Task statement => Could you write out every record below exactly, leaving out any pictures?
-------- Records for the task
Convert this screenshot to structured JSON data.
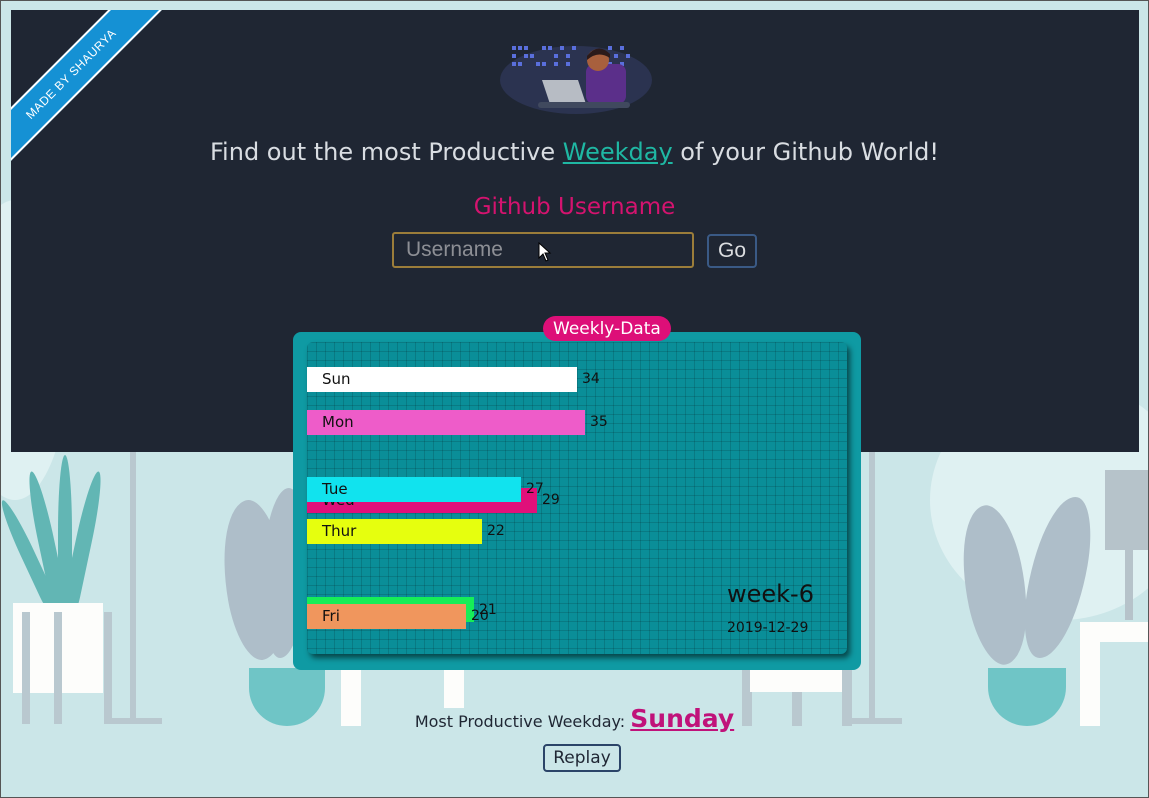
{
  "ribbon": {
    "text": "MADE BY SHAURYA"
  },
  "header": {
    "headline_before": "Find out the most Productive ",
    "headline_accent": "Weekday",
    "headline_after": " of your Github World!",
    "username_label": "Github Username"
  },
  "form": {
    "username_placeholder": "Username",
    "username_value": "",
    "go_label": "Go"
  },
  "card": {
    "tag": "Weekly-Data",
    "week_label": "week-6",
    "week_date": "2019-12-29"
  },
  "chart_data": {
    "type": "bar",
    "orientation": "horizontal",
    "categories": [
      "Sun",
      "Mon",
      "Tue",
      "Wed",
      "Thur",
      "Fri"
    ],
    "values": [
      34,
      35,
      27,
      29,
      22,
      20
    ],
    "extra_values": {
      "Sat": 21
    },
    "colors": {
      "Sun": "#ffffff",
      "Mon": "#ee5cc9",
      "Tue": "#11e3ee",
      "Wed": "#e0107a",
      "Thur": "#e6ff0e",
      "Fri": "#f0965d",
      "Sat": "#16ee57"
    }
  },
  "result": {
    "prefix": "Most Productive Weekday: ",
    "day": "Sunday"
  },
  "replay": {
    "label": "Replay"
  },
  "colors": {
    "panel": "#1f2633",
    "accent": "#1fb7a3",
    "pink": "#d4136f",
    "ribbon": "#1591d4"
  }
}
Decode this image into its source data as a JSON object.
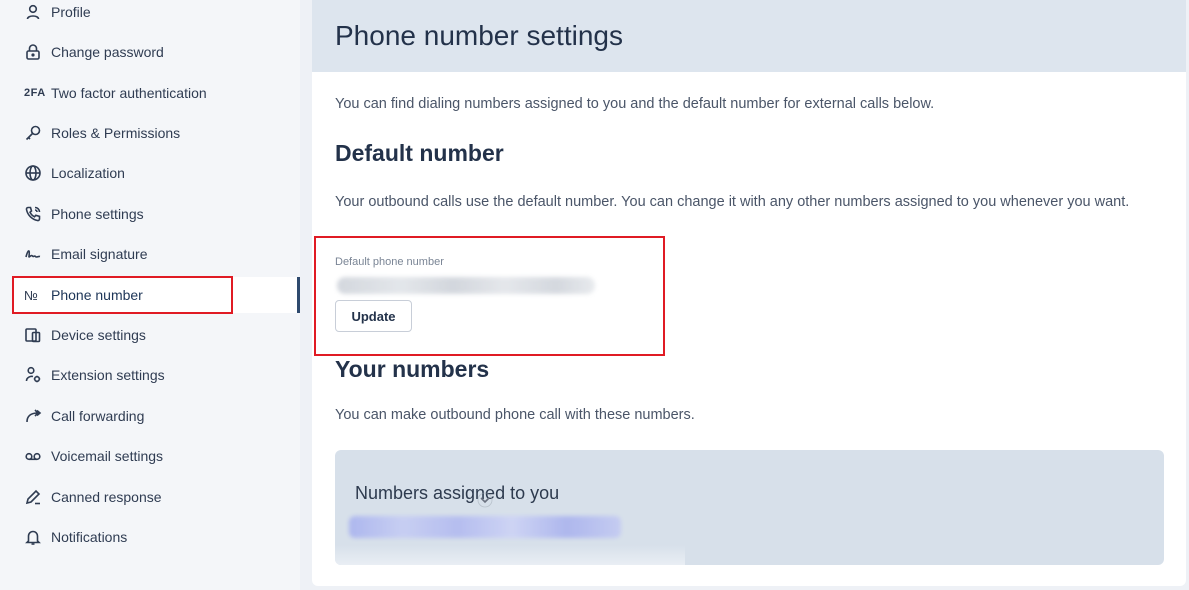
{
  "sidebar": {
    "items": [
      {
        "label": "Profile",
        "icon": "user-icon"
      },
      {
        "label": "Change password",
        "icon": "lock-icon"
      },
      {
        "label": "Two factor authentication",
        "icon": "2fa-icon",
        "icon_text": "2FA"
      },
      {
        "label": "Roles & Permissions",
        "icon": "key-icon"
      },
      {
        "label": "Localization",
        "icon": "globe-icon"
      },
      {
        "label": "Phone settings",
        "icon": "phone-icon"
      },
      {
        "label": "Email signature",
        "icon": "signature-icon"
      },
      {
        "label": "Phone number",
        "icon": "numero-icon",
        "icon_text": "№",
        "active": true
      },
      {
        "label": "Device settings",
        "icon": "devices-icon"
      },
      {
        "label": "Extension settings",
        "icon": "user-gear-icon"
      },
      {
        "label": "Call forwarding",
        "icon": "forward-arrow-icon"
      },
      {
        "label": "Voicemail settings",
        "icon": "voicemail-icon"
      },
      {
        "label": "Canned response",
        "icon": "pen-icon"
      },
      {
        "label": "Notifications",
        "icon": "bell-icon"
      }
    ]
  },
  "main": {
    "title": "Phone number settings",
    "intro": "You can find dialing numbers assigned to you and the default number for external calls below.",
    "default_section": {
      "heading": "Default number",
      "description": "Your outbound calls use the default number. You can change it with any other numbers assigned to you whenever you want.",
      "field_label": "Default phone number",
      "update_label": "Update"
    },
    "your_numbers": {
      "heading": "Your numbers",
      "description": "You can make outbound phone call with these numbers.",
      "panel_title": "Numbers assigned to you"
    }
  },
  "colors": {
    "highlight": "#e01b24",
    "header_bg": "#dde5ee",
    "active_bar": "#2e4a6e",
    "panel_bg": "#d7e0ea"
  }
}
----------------
Exercise answer =>
Convert this screenshot to structured JSON data.
{
  "ribbon": {
    "text": "MADE BY SHAURYA"
  },
  "header": {
    "headline_before": "Find out the most Productive ",
    "headline_accent": "Weekday",
    "headline_after": " of your Github World!",
    "username_label": "Github Username"
  },
  "form": {
    "username_placeholder": "Username",
    "username_value": "",
    "go_label": "Go"
  },
  "card": {
    "tag": "Weekly-Data",
    "week_label": "week-6",
    "week_date": "2019-12-29"
  },
  "chart_data": {
    "type": "bar",
    "orientation": "horizontal",
    "categories": [
      "Sun",
      "Mon",
      "Tue",
      "Wed",
      "Thur",
      "Fri"
    ],
    "values": [
      34,
      35,
      27,
      29,
      22,
      20
    ],
    "extra_values": {
      "Sat": 21
    },
    "colors": {
      "Sun": "#ffffff",
      "Mon": "#ee5cc9",
      "Tue": "#11e3ee",
      "Wed": "#e0107a",
      "Thur": "#e6ff0e",
      "Fri": "#f0965d",
      "Sat": "#16ee57"
    }
  },
  "result": {
    "prefix": "Most Productive Weekday: ",
    "day": "Sunday"
  },
  "replay": {
    "label": "Replay"
  },
  "colors": {
    "panel": "#1f2633",
    "accent": "#1fb7a3",
    "pink": "#d4136f",
    "ribbon": "#1591d4"
  }
}
Decode this image into its source data as a JSON object.
{
  "sidebar": {
    "items": [
      {
        "label": "Profile",
        "icon": "user-icon"
      },
      {
        "label": "Change password",
        "icon": "lock-icon"
      },
      {
        "label": "Two factor authentication",
        "icon": "2fa-icon",
        "icon_text": "2FA"
      },
      {
        "label": "Roles & Permissions",
        "icon": "key-icon"
      },
      {
        "label": "Localization",
        "icon": "globe-icon"
      },
      {
        "label": "Phone settings",
        "icon": "phone-icon"
      },
      {
        "label": "Email signature",
        "icon": "signature-icon"
      },
      {
        "label": "Phone number",
        "icon": "numero-icon",
        "icon_text": "№",
        "active": true
      },
      {
        "label": "Device settings",
        "icon": "devices-icon"
      },
      {
        "label": "Extension settings",
        "icon": "user-gear-icon"
      },
      {
        "label": "Call forwarding",
        "icon": "forward-arrow-icon"
      },
      {
        "label": "Voicemail settings",
        "icon": "voicemail-icon"
      },
      {
        "label": "Canned response",
        "icon": "pen-icon"
      },
      {
        "label": "Notifications",
        "icon": "bell-icon"
      }
    ]
  },
  "main": {
    "title": "Phone number settings",
    "intro": "You can find dialing numbers assigned to you and the default number for external calls below.",
    "default_section": {
      "heading": "Default number",
      "description": "Your outbound calls use the default number. You can change it with any other numbers assigned to you whenever you want.",
      "field_label": "Default phone number",
      "update_label": "Update"
    },
    "your_numbers": {
      "heading": "Your numbers",
      "description": "You can make outbound phone call with these numbers.",
      "panel_title": "Numbers assigned to you"
    }
  },
  "colors": {
    "highlight": "#e01b24",
    "header_bg": "#dde5ee",
    "active_bar": "#2e4a6e",
    "panel_bg": "#d7e0ea"
  }
}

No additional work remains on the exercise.